There are dozens of flowers that can attract hummingbirds, but some flowers are better at enticing these flying jewels than others. When choosing hummingbird flowers for your garden or landscape, look for blooms that have rich, bright colors (red is preferred but not necessary to attract hummingbirds), special long or tapered shapes that can accommodate the hovering birds' long bills and are rich in nectar to keep the birds coming back for more sips. Native species are always preferred because hummingbirds will be more familiar with them and the plants will more easily thrive with minimal care, and consider plants with a long bloom time or repeat blooming to be a reliable food source for hummingbirds for many weeks. Adding diverse flowers will not only create an attractive hummingbird garden, but will provide ample food for different hummingbirds throughout the spring, summer and fall, and even investigate flowers that can bloom in mild winters to feed overwintering hummingbirds in southern areas.
These 10 flowers are tried-and-true plants that hummingbirds love. Check your local nursery or landscaping center for popular and appropriate cultivars for your area, and create your own backyard hummingbird habitat today!
1. Bee Balm
Perennial: Zones 4-9
The full spikes and spherical shape of bee balm makes it an interesting and attractive plant for many gardens. Also called bergamot, horsemint and monarda, this plant thrives best in full sun and will grow 12-36 inches high. Different cultivars are available in bright shades of pink, red, orange and purple.
Perennial: Zones 2-9
An ideal choice for attracting hummingbirds, this flower is also called lobelia. Its long stalks of flowers can grow as high as 48 inches and works best in moist, well-drained soil. The rich red blooms are delicately shaped and attractive both for landscaping and for the birds, and add visual height and interest to tiered flowerbeds.
Easy to grow, this annual bloom has a full, compact shape and works best in full sun. It blooms repeatedly from late summer to mid-fall, making it an ideal choice for migrating hummingbirds, and the blooms can be pink, red, orange, yellow, white or multi-colored. This flower is also suitable for seasonal containers.

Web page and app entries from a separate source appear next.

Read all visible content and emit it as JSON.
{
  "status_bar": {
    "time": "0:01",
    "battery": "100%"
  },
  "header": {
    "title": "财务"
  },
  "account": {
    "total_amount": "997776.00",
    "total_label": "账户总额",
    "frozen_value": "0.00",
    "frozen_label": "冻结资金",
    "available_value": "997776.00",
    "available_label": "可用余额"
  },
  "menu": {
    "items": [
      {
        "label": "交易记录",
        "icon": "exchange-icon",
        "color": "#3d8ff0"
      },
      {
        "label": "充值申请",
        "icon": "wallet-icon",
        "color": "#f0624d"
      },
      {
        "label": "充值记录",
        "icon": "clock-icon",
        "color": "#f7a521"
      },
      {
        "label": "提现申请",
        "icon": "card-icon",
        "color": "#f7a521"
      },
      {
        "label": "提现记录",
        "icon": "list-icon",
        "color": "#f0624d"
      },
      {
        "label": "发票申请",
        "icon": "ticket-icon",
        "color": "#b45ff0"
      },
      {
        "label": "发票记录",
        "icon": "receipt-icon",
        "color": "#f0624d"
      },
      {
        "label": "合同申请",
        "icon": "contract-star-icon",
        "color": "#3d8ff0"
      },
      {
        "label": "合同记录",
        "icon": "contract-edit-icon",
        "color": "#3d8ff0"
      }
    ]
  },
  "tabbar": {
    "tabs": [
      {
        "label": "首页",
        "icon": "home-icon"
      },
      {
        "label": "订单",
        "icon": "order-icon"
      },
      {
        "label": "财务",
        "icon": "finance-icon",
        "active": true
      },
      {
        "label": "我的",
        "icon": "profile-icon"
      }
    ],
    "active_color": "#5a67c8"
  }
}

Perennial: Zones 4-11
Tall spikes of small, delicate flowers make this a great plant for the backs or centers of flowerbeds, and flowers range from mauve and pink to purple and blue. Related to mint, salvia flowers emerge in mid-summer and will keep blooming through late summer. This plant does best in full sun and will come back larger each year.
Perennial: Zones 2-9

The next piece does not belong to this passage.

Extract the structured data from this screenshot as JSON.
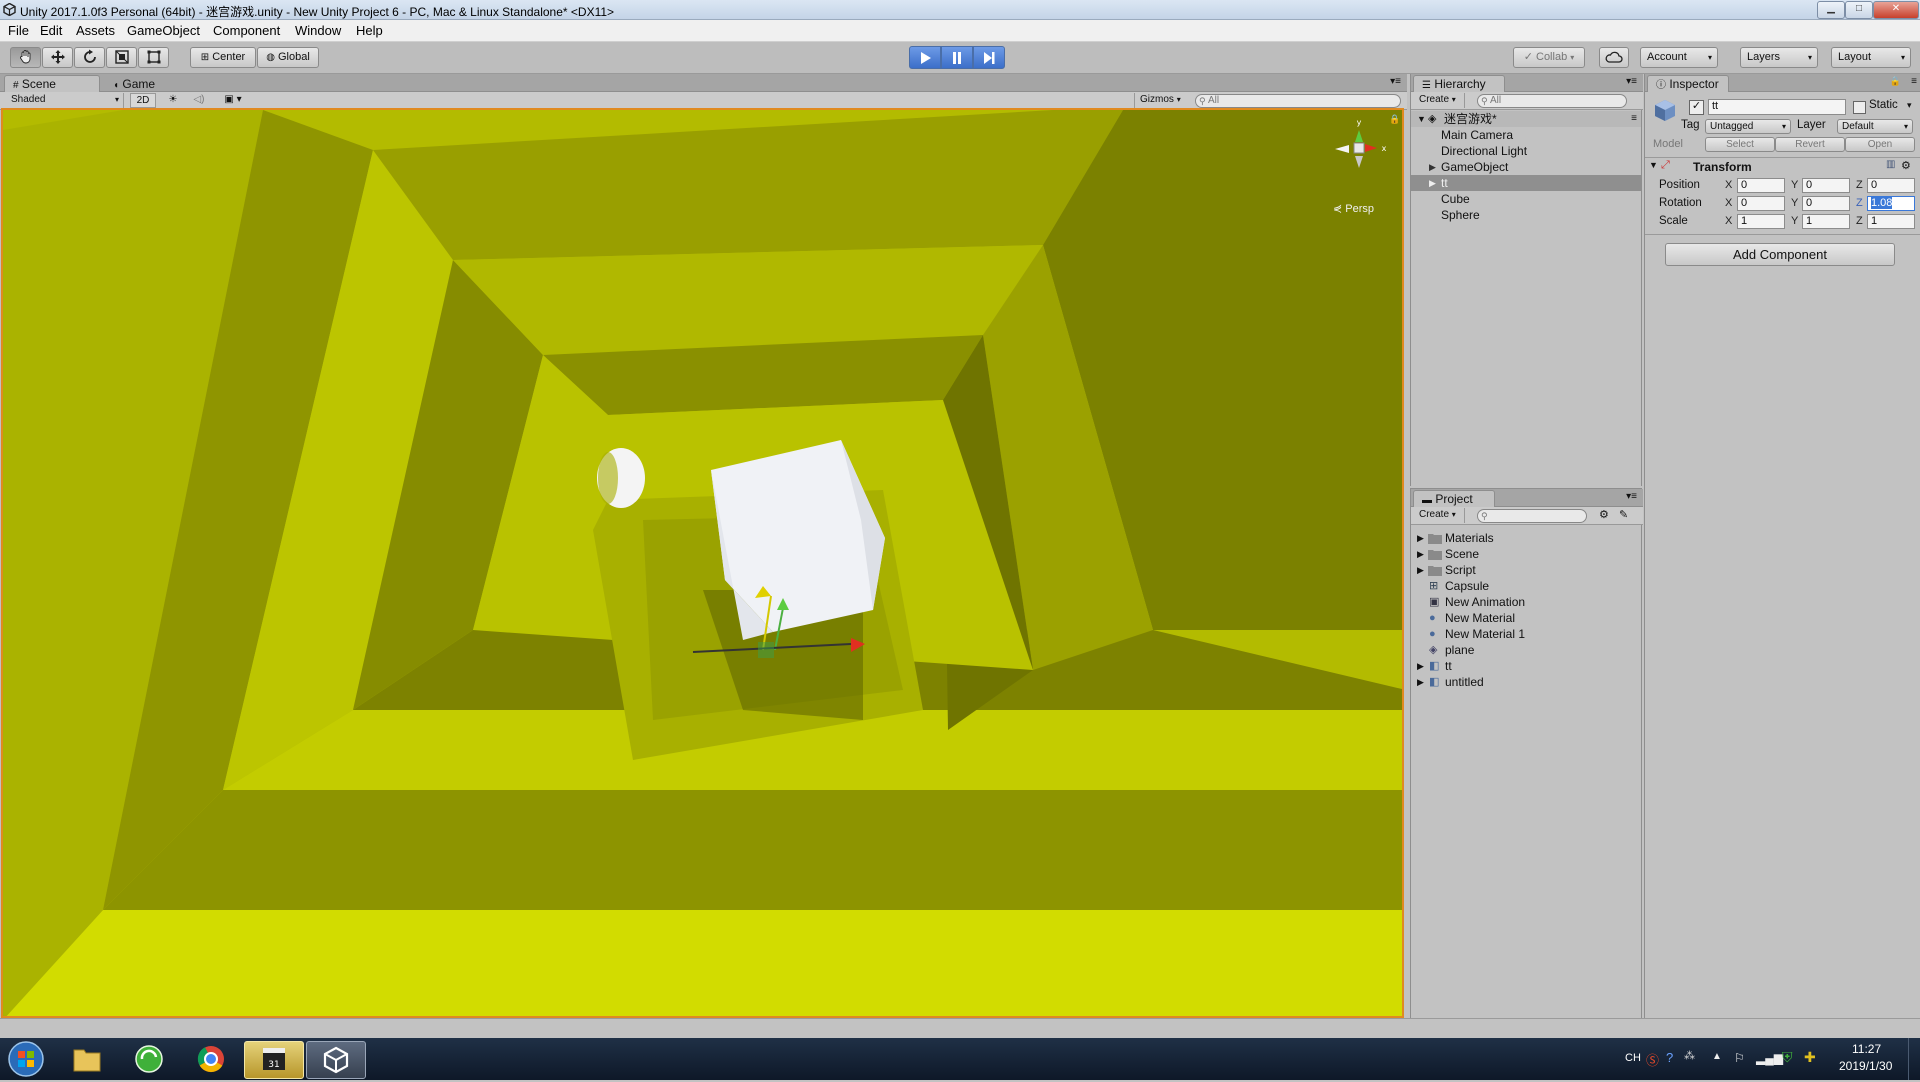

A stunning plant with attractive foliage and dangling heart-shaped blooms in white or pink, bleeding hearts are hardiest in cooler climates and thrive best in lightly shaded locations. They grow 24-36 inches tall and can be divided to transplant as they grow larger, making them an economical choice for hummingbird gardens.
Perennial: Zones 5-10
True to its name this plant is as good for attracting butterflies as it is for attracting hummingbirds. The thick elongated clusters of flowers come in pink and purple shades, and will bloom repeatedly from mid-summer through fall. This is a drought tolerant plant that thrives in full sun and develop into a thick, luxurious shrub over time.
Perennial: Zones 4-10
Also known as trumpet vine or hummingbird vine, this plant can quickly overpower a small area and will climb on many surfaces. It has dense foliage and its long, tubular flowers are perfect for hummingbirds. It thrives best in full sun to partial shade and produces orange, red or yellow blooms, but beware of its invasive properties.
Perennial: Zones 3-8
This elegant flower may have been named for the Latin word Columba, the same as for the common rock pigeon Columba livia, but it is ideal for hummingbirds. The flowers come in shades of blue, purple and pink, and it thrives in areas with partial shade, where it can grow 15-20 inches tall.
Petunias are easy to grow and inexpensive for any garden, and they are also ideal for containers, borders and baskets in small spaces. They thrive best in full sun and will bloom repeatedly in shades of pink, white, red, purple, blue and stunning variegated shades, all of which provide abundant nectar for hungry hummingbirds.